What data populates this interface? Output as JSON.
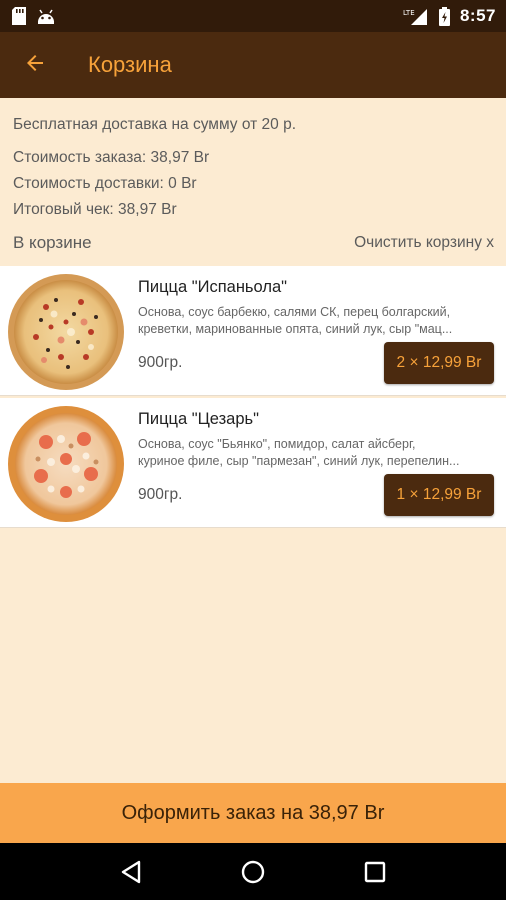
{
  "status_bar": {
    "time": "8:57",
    "network": "LTE",
    "icons": [
      "sd-card-icon",
      "android-icon",
      "signal-icon",
      "battery-icon"
    ]
  },
  "app_bar": {
    "title": "Корзина",
    "back_icon": "arrow-left-icon"
  },
  "info": {
    "free_delivery": "Бесплатная доставка на сумму от 20 р.",
    "order_cost": "Стоимость заказа: 38,97 Br",
    "delivery_cost": "Стоимость доставки: 0 Br",
    "total": "Итоговый чек: 38,97 Br"
  },
  "cart": {
    "header": "В корзине",
    "clear_label": "Очистить корзину x",
    "items": [
      {
        "name": "Пицца \"Испаньола\"",
        "desc_line1": "Основа, соус барбекю, салями СК, перец болгарский,",
        "desc_line2": "креветки, маринованные опята, синий лук, сыр \"мац...",
        "weight": "900гр.",
        "qty_label": "2 × 12,99 Br"
      },
      {
        "name": "Пицца \"Цезарь\"",
        "desc_line1": "Основа, соус \"Бьянко\", помидор, салат айсберг,",
        "desc_line2": "куриное филе, сыр \"пармезан\", синий лук, перепелин...",
        "weight": "900гр.",
        "qty_label": "1 × 12,99 Br"
      }
    ]
  },
  "checkout": {
    "label": "Оформить заказ на 38,97 Br"
  },
  "nav": {
    "icons": [
      "back-triangle-icon",
      "home-circle-icon",
      "recents-square-icon"
    ]
  },
  "colors": {
    "status_bar": "#311b0a",
    "app_bar": "#4b2a0f",
    "accent": "#f7a23a",
    "background": "#fcebd2",
    "checkout": "#f9a64c"
  }
}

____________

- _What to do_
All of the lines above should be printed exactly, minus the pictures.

- _Solution for this problem_
What data populates this interface? Output as JSON.
{
  "status_bar": {
    "time": "8:57",
    "network": "LTE",
    "icons": [
      "sd-card-icon",
      "android-icon",
      "signal-icon",
      "battery-icon"
    ]
  },
  "app_bar": {
    "title": "Корзина",
    "back_icon": "arrow-left-icon"
  },
  "info": {
    "free_delivery": "Бесплатная доставка на сумму от 20 р.",
    "order_cost": "Стоимость заказа: 38,97 Br",
    "delivery_cost": "Стоимость доставки: 0 Br",
    "total": "Итоговый чек: 38,97 Br"
  },
  "cart": {
    "header": "В корзине",
    "clear_label": "Очистить корзину x",
    "items": [
      {
        "name": "Пицца \"Испаньола\"",
        "desc_line1": "Основа, соус барбекю, салями СК, перец болгарский,",
        "desc_line2": "креветки, маринованные опята, синий лук, сыр \"мац...",
        "weight": "900гр.",
        "qty_label": "2 × 12,99 Br"
      },
      {
        "name": "Пицца \"Цезарь\"",
        "desc_line1": "Основа, соус \"Бьянко\", помидор, салат айсберг,",
        "desc_line2": "куриное филе, сыр \"пармезан\", синий лук, перепелин...",
        "weight": "900гр.",
        "qty_label": "1 × 12,99 Br"
      }
    ]
  },
  "checkout": {
    "label": "Оформить заказ на 38,97 Br"
  },
  "nav": {
    "icons": [
      "back-triangle-icon",
      "home-circle-icon",
      "recents-square-icon"
    ]
  },
  "colors": {
    "status_bar": "#311b0a",
    "app_bar": "#4b2a0f",
    "accent": "#f7a23a",
    "background": "#fcebd2",
    "checkout": "#f9a64c"
  }
}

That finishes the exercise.